As a teen, he dreamed of playing on the PGA tour. Gordie made it to college on a golf scholarship but then found a new love, a relationship which took over his life and nearly killed him.

“I almost died, and I spent a week in jail, and once I realized I had three options, sobriety became the best option, and my best friend is in jail, and my other best friend overdosed," he said.

Dr. Drew Pinsky, host of HLN’s Dr. Drew On Call says there’s a dangerous misconception among young people that Molly is safe, since it’s pure.

“The drug distributors are saying, Hallelujah, you guys have believed the nonsense that this is a safer, better drug,” said Gordie.

However, Dr. Drew says while ecstasy is bad enough, Molly may be even worse.

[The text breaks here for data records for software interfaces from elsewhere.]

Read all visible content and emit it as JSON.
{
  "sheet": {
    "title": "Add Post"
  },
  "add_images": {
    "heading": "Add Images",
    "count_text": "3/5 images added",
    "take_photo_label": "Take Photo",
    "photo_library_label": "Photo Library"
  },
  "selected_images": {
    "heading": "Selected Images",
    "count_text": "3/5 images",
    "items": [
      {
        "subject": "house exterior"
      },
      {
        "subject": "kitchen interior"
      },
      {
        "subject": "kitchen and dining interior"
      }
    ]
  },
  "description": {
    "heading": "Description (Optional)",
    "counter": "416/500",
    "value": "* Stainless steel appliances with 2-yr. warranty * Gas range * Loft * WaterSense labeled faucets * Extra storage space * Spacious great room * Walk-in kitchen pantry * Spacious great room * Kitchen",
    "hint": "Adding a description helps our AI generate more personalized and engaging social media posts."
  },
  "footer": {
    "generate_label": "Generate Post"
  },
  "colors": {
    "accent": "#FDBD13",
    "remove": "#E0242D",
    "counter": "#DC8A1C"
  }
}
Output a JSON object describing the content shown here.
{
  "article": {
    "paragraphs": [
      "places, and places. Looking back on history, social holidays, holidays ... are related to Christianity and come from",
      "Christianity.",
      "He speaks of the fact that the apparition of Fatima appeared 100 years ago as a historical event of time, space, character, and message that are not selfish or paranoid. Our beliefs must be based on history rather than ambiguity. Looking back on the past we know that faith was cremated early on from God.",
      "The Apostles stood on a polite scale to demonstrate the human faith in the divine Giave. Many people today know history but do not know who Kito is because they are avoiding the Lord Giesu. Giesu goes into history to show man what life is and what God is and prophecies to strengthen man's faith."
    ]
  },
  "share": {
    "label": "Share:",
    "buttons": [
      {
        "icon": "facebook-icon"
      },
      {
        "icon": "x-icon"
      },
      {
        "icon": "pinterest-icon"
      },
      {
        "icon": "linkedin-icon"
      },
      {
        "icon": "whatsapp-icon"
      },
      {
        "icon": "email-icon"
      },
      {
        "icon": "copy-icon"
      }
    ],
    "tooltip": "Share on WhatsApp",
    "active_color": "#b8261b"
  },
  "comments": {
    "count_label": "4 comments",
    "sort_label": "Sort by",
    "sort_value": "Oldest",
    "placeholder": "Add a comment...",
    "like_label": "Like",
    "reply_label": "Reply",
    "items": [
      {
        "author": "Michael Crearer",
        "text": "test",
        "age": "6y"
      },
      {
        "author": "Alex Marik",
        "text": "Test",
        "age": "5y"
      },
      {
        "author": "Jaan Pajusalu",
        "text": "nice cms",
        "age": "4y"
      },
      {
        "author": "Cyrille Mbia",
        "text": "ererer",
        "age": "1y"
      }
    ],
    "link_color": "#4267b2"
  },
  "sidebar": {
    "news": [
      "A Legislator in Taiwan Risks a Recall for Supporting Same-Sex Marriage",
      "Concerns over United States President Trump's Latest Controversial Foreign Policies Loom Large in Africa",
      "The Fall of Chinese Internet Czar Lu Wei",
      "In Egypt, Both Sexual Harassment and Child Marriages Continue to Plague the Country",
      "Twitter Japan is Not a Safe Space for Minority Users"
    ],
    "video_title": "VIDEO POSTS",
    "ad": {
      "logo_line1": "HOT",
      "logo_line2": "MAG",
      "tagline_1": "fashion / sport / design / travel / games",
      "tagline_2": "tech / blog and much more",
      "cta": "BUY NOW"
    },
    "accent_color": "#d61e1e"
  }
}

“What are we seeing?  More depression, more memory problems, more addictions and more sudden death,” said Dr. Drew.

The drug has already led to a string of deaths on the East Coast.  Locally, Scottsdale Police said their drug unit has noted a steady climb of seizures and arrests related to "Molly" pills.

"This includes, but is not limited to, the drug being used, sold and associated with bars and clubs in our city," said Sgt. Mark Clark. "We think this trend is not limited to Scottsdale."

Dr. Drew says even limited use could do damage, from mood swings to short-term memory loss.

“If you gave me three simple tasks, I would forget after the first task,” Gordie explained of life while on the drug.

Gordie eventually had to withdraw from school and admits getting off ecstasy led to severe depression, mental breakdowns and psychotic episodes, since his brain chemistry had changed.

“My serotonin, which affects your mood, was half the level it should have been,” Gordie said.

Following a special rehab program, he’s now on the road to recovery and speaking out on behalf of the non-profit, “notMykid.”

3TV followed along as he shared his story with students at Deer Valley High School.

“Substance abuse can make sure you never accomplish your dreams,” Gordie told the class.

Despite his battle, Gordie now considers himself lucky, since he survived to warn others.

As for Dr. Drew’s message to anyone thinking of trying the drug: “I understand the allure. I do understand it. It does sound fun, but please think about the consequences and trust me when I say I've seen terrible things. Don't do it. It's not worth that one night of fun,” said Dr. Drew.

For more information on substance abuse, preventing it and identifying signs, visit: http://notmykid.org/